The National Volunteer Fire Council (NVFC) and the International Association of Fire Chiefs (IAFC) have announced the theme for the 2015 International Fire/EMS Safety and Health Week: Creating a Culture of Safety.
Fire and EMS departments are encouraged to suspend all non-emergency activity during the week of June 14-20 and allow all shifts and personnel to focus on safety and health training and education. An entire week is provided to ensure each shift and duty crew can spend at least one day focusing on these critical issues. SafetyAndHealthWeek.org provides resources to help departments implement the week locally; planning materials, such as a customizable press release, activity ideas, and promotional materials, will be available soon.
Creating a Culture of Safety
Emergency response is a dangerous job. According to the National Fire Protection Association, 97 firefighters died in the line of duty in 2013 and 65,880 were injured. Studies have shown that firefighters are at increased risk of heart disease, cancer, and behavioral health issues such as PTSD.

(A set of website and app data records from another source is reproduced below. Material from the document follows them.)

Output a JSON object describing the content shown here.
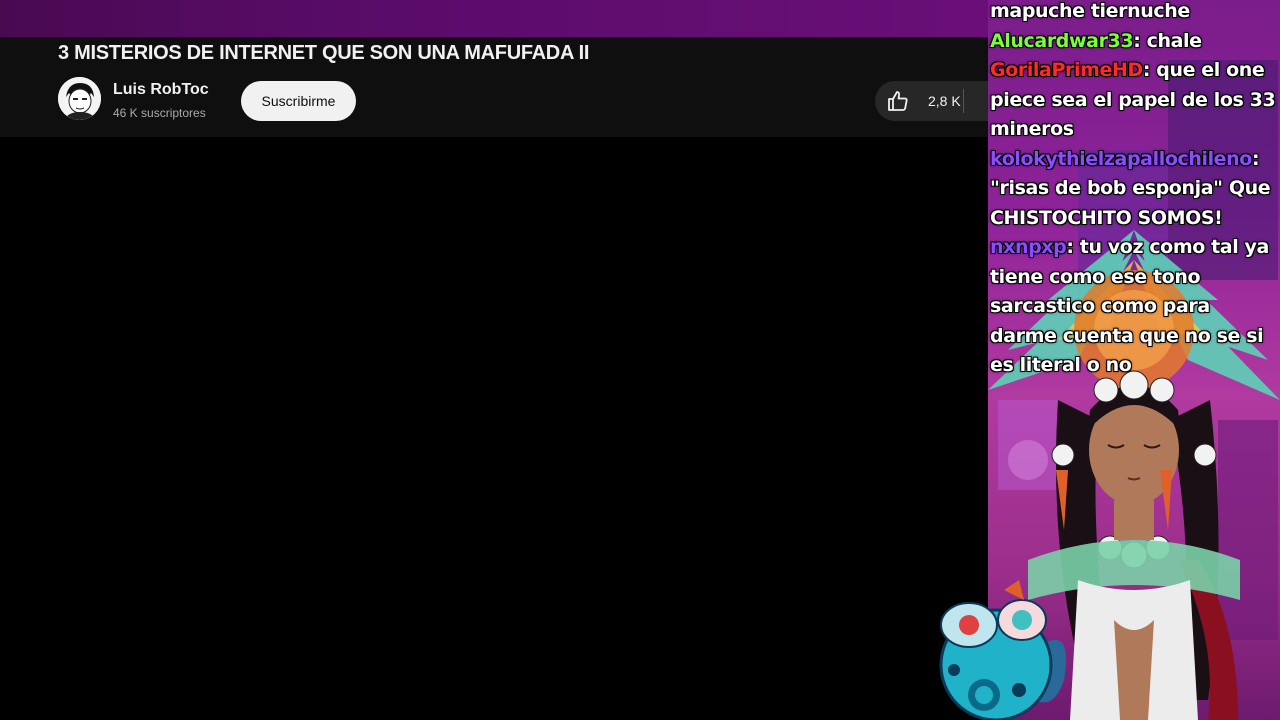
{
  "video": {
    "title": "3 MISTERIOS DE INTERNET QUE SON UNA MAFUFADA II",
    "channel_name": "Luis RobToc",
    "subscribers": "46 K suscriptores",
    "subscribe_label": "Suscribirme",
    "like_count": "2,8 K"
  },
  "chat": {
    "messages": [
      {
        "user": "",
        "text": "mapuche tiernuche",
        "color": "#ffffff"
      },
      {
        "user": "Alucardwar33",
        "text": ": chale",
        "color": "#7cff3a"
      },
      {
        "user": "GorilaPrimeHD",
        "text": ": que el one piece sea el papel de los 33 mineros",
        "color": "#ff2a2a"
      },
      {
        "user": "kolokythielzapallochileno",
        "text": ": \"risas de bob esponja\" Que CHISTOCHITO SOMOS!",
        "color": "#8a4dff"
      },
      {
        "user": "nxnpxp",
        "text": ": tu voz como tal ya tiene como ese tono sarcastico como para darme cuenta que no se si es literal o no",
        "color": "#8a4dff"
      }
    ]
  },
  "colors": {
    "youtube_bg": "#0f0f0f",
    "overlay_purple": "#8e2399"
  },
  "icons": [
    "like-icon",
    "avatar",
    "streamer-avatar",
    "mascot"
  ]
}
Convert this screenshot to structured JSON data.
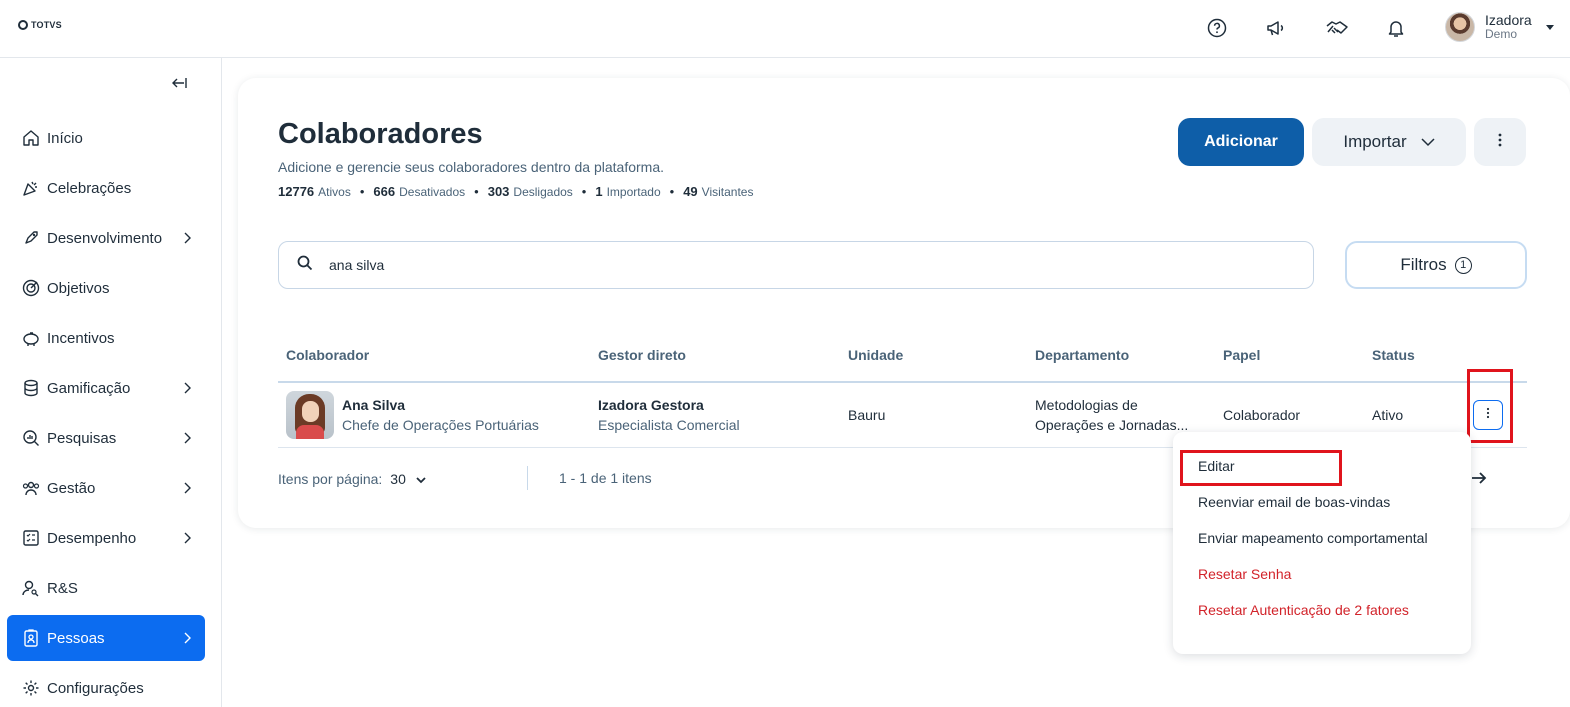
{
  "brand": {
    "logo_text": "TOTVS"
  },
  "topbar": {
    "icons": [
      "help-icon",
      "megaphone-icon",
      "handshake-icon",
      "bell-icon"
    ],
    "user": {
      "name": "Izadora",
      "role": "Demo"
    }
  },
  "sidebar": {
    "items": [
      {
        "label": "Início",
        "icon": "home-icon",
        "has_submenu": false,
        "active": false
      },
      {
        "label": "Celebrações",
        "icon": "party-icon",
        "has_submenu": false,
        "active": false
      },
      {
        "label": "Desenvolvimento",
        "icon": "rocket-icon",
        "has_submenu": true,
        "active": false
      },
      {
        "label": "Objetivos",
        "icon": "target-icon",
        "has_submenu": false,
        "active": false
      },
      {
        "label": "Incentivos",
        "icon": "piggy-bank-icon",
        "has_submenu": false,
        "active": false
      },
      {
        "label": "Gamificação",
        "icon": "coins-icon",
        "has_submenu": true,
        "active": false
      },
      {
        "label": "Pesquisas",
        "icon": "search-chart-icon",
        "has_submenu": true,
        "active": false
      },
      {
        "label": "Gestão",
        "icon": "people-icon",
        "has_submenu": true,
        "active": false
      },
      {
        "label": "Desempenho",
        "icon": "checklist-icon",
        "has_submenu": true,
        "active": false
      },
      {
        "label": "R&S",
        "icon": "person-search-icon",
        "has_submenu": false,
        "active": false
      },
      {
        "label": "Pessoas",
        "icon": "badge-icon",
        "has_submenu": true,
        "active": true
      },
      {
        "label": "Configurações",
        "icon": "gear-icon",
        "has_submenu": false,
        "active": false
      }
    ]
  },
  "page": {
    "title": "Colaboradores",
    "subtitle": "Adicione e gerencie seus colaboradores dentro da plataforma.",
    "stats": [
      {
        "count": "12776",
        "label": "Ativos"
      },
      {
        "count": "666",
        "label": "Desativados"
      },
      {
        "count": "303",
        "label": "Desligados"
      },
      {
        "count": "1",
        "label": "Importado"
      },
      {
        "count": "49",
        "label": "Visitantes"
      }
    ],
    "add_label": "Adicionar",
    "import_label": "Importar",
    "search_value": "ana silva",
    "filter_label": "Filtros",
    "filter_count": "1"
  },
  "table": {
    "columns": [
      "Colaborador",
      "Gestor direto",
      "Unidade",
      "Departamento",
      "Papel",
      "Status"
    ],
    "rows": [
      {
        "name": "Ana Silva",
        "title": "Chefe de Operações Portuárias",
        "manager": "Izadora Gestora",
        "manager_title": "Especialista Comercial",
        "unit": "Bauru",
        "department_line1": "Metodologias de",
        "department_line2": "Operações e Jornadas...",
        "role": "Colaborador",
        "status": "Ativo"
      }
    ]
  },
  "pagination": {
    "per_page_label": "Itens por página:",
    "per_page_value": "30",
    "range": "1 - 1 de 1 itens"
  },
  "row_menu": {
    "items": [
      {
        "label": "Editar",
        "danger": false
      },
      {
        "label": "Reenviar email de boas-vindas",
        "danger": false
      },
      {
        "label": "Enviar mapeamento comportamental",
        "danger": false
      },
      {
        "label": "Resetar Senha",
        "danger": true
      },
      {
        "label": "Resetar Autenticação de 2 fatores",
        "danger": true
      }
    ]
  },
  "colors": {
    "primary": "#0e5ea8",
    "active_nav": "#0c6cf0",
    "danger": "#d2232a",
    "highlight": "#e0141c"
  }
}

Creating a Culture of Safety emphasizes both the need to change attitudes and behaviors to foster an environment that embraces safety and the need to proactively reduce risk. The entire fire and emergency service community can work together to eliminate preventable tragedy and minimize the immediate and long-term risks of emergency response.
The theme draws attention to three areas critical for creating a safety culture: the community, the department, and the individual.
- Community: The best fire is one that never happens. Creating a culture of safety within the community—where codes are enforced, fire sprinklers are utilized, and risks are reduced—will lead to fewer fires and fewer calls for fire response. This in turn reduces risk to firefighters and EMTs from vehicle crashes during response, exposure to toxins that can cause cancer and other illnesses, and dangerous working conditions resulting from large fires.
- Department: Creating a culture of safety within the department is critical to protecting personnel. Changing the department culture starts with leadership. Policies and procedures that advance safety must be implemented and enforced, safe and healthy practices should be accepted by and expected of personnel, and safety should be a critical component of all training and all fireground and vehicle operations.
- Individual: Personal accountability is a key component of keeping firefighters and emergency responders safe. Each individual must take responsibility for following SOPs and SOGs, prioritizing safety and health, and lessening their own risks. This includes proper use and maintenance of PPE to prevent exposure and reduce cancer risks, managing heart health through fitness and nutrition, and seeking help if experiencing behavioral health issues.
“Creating a culture of safety will result in fewer fatalities, injuries, and illnesses, resulting in a stronger, more resilient fire and emergency service,” said NVFC Chairman Philip C. Stittleburg. “I strongly encourage all fire and emergency service departments and personnel to use the 2015 Safety and Health Week to focus on what they can do to make health and safety a priority at the community, department, and individual levels. Together, we can achieve culture change and reduce the risks our responders face.”
“Creating a culture of safety in our departments and communities is the first step to effectively protecting life and property,” said G. Keith Bryant, IAFC President and Chairman of the Board. “I encourage chiefs, chief officers, and everyone in the fire and emergency service to fully embrace and participate this year in International Fire/EMS Safety and Health Week.”
For more information and resources for Safety and Health Week, visit SafetyAndHealthWeek.org. Departments are encouraged to submit links to additional resources, articles, and SOPs that can help other departments. Upload these resources using the form on the site’s Event Planning page.